The price of land is increasing nationally, according to the latest residential land report from HIA, Australia’s largest building association, and rpdata.com, Australia’s leading property information and analytics provider.
The HIA-rpdata.com Residential Land Report shows the weighted median price of raw land in Australia increased by 1.1 per cent in the June 2009 quarter to $174,490. Brisbane land prices increased by 7.1% in the three months to June to a median of $223,900. Sydney remained the most expensive market with a median price of $255,000, while the most affordable market was Mallee in Victoria with a median price of $70,000.
HIA Chief Economist Dr Harley Dale said median land prices rose for the second consecutive quarter, after declining throughout 2008. “The challenge now is to ensure that land price appreciation does not get out of control the way it so clearly did in the last up-cycle, eroding housing affordability to a disproportionate extent along the way,” he said.
“There is no chance of a new home building recovery gathering the momentum required in coming years if adequate and affordable land supply is not available,” Harley Dale said. “There are already concerns that this problem may develop again through 2010 and this remains the critical issue for policy makers to address.”
In an encouraging sign, however, the volume of land sales for Australia is now trending higher, supporting HIA’s forecast for a moderate recovery in new home building in 2010. “Land sales were up by 1.3 per cent in the June 2009 quarter compared to the same period last year. While a modest outcome, it was nevertheless the first positive result since the end of 2007,” said Harley Dale. Of the 40 non-metropolitan areas around Australia reported on for the first time in this report, 25 saw an increase in median land value over the June 2009 quarter.
According to Tim Lawless, rpdata.com National Research Director, the affect of land supply constraints are likely to be compounded by ongoing increases in demand for housing. “In raw numbers, population growth is at record levels and Australia’s population hasn’t increased this fast since the baby boom. The latest population projections released by Treasury suggest the rate of population growth in Australia is not likely to let up any time soon. This fact alone should spark policy makers to act sooner rather than later with regards to instigating a more proactive and strategic land release program.”

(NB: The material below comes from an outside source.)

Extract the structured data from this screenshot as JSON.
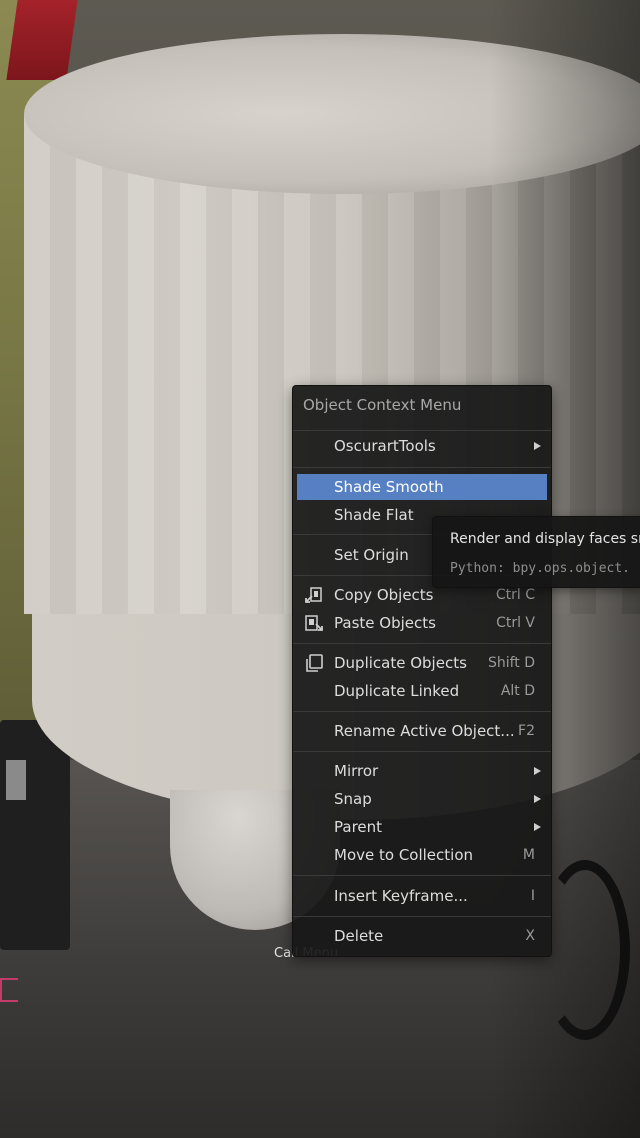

As interest rates rise and the first home buyer stimulus winds back, first home buyers are likely to play less of a role in the market over the second half of the year. “With the boost to the First Home Buyers Grant now halved and now interest rates rising, demand from the first home buyer sector is likely to diminish as the year progresses. In balance, investors are likely to become more active as they are much less influenced by rising mortgage rates and issues associated with housing affordability.”
“We have already started to see investor numbers gathering pace in the residential property market. In August alone the value of investor finance commitments jumped by 7.6 per cent.”